Today, YIMBYism has already become an established political movement around the globe. Non-profit YIMBY organisations exist throughout the United States, Canada, the United Kingdom, continental Europe, and now Australia. There are YIMBY organisations in Queensland, New South Wales, Victoria, Adelaide, Perth, and now even a national YIMBY body called the Abundant Housing Network.

Will it work?

Despite YIMBY’s recent emergence, the idea that removing barriers to new construction is an affordability panacea has rather rapidly taken hold. Our national cabinet is apparently also in agreement that planning reform is the key to solving supply and thus the housing crisis. Though the research concerning the effectiveness of filtering and ‘trickle-down’ housing is conclusive, the evidence is clear – Australia’s housing affordability problems are simply not driven by supply-side factors.

As an example of the YIMBY movement’s rapid rise and mobilisation, mid-last year, Sydney YIMBY held its inaugural meeting with speakers including former national and state MPs and local councillors.
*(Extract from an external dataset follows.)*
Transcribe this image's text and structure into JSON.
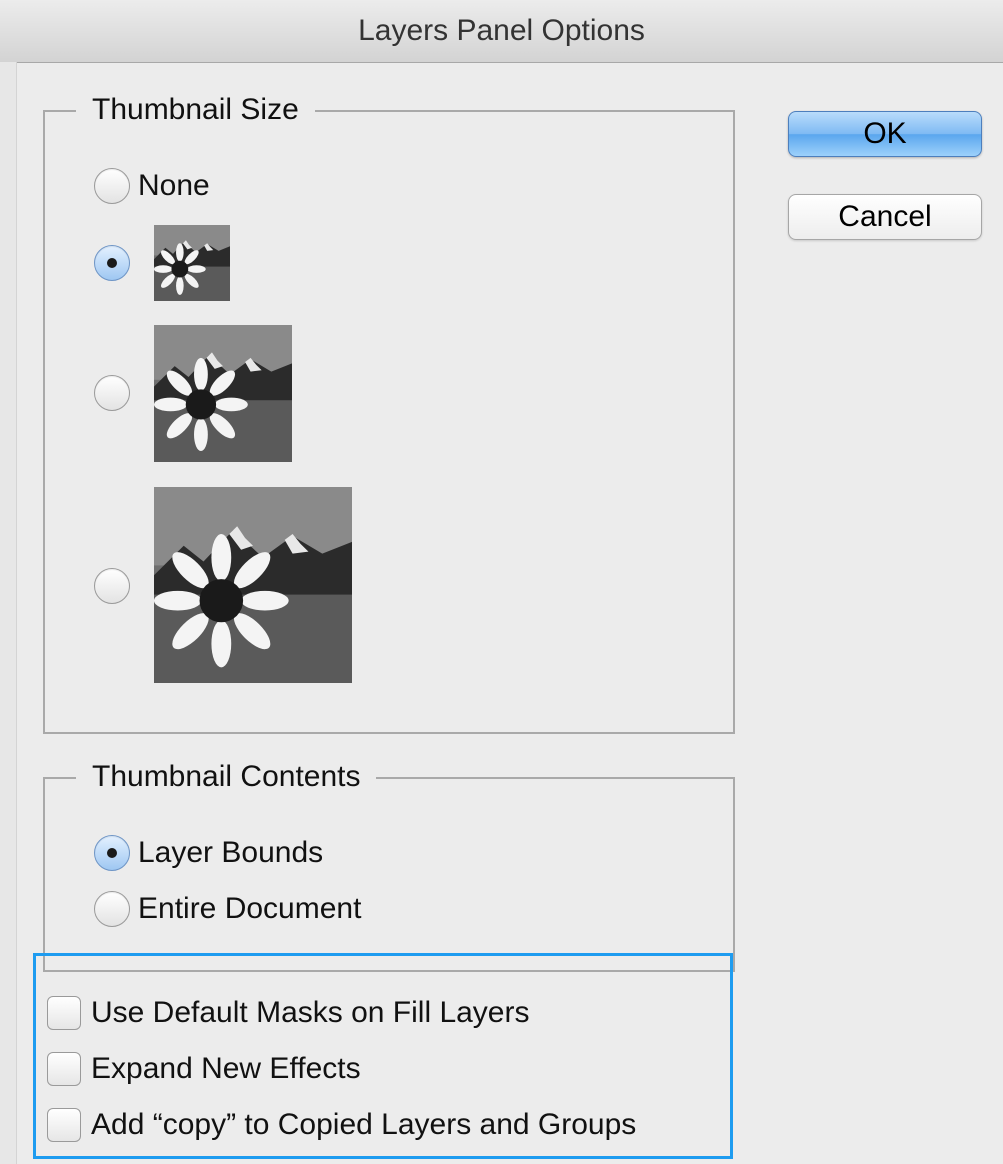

Former NSW Labor housing minister David Borger has also been assembling a team of universities, industry experts, big businesses, and other special interests to lobby for the rapid creation of new housing.

Consider the following:

Despite Australia having only five cities with a population over one million, two Australian cities rank in the top 10 for worst housing affordability in the world. Though not shown here, Adelaide also makes it into the top 15 with the 14th worst housing affordability:

This is despite Australia demonstrating one of the highest rates of new housing construction in the OECD:

And, the second highest rate of construction workers in the OECD, behind only New Zealand:

As we have continually discussed, the inescapable truth is that so long as immigration levels remain so recklessly high, Australian house prices will continue to rise:

Curiously, despite their stated goal, the YIMBY movement seems completely unwilling to mention immigration as even partially to blame.

What’s more, to take Vancouver as a case study, it looks like the ultimate outcome of YIMBYism could actually be higher house prices. According to research published by Professor Patrick Condon of the University of British Columbia, Vancouver experienced a tripling of housing units since 1960, as house prices quadrupled over the same period – faster than any other North American city, and Vancouver became the third most unaffordable city for housing in the world.

Perhaps even more worrying is the recent admission by NSW’s Building Commissioner, that:

“…there’s over 60 per cent nearly 70 per cent of developments and buildings that have defects out there that we don’t know about.”

It’s not hard to imagine why developers may be struggling to complete enough dwellings of adequate quality! Although, developers also seem to be the primary beneficiaries of any successful YIMBY movement – not those with aspirations of home ownership.

Overall, it seems the key takeaway for investors is that price growth is here to stay, YIMBY or NIMBY, so long as immigration remains out of the public discourse.

Want to discuss this further?

For expert guidance in property strategy, and what it could mean for you as a property investor, book in for a free consultation to make informed decisions, tailored to your investment goals. Don’t let affordability challenges hinder your success. Act now with Search Party Property!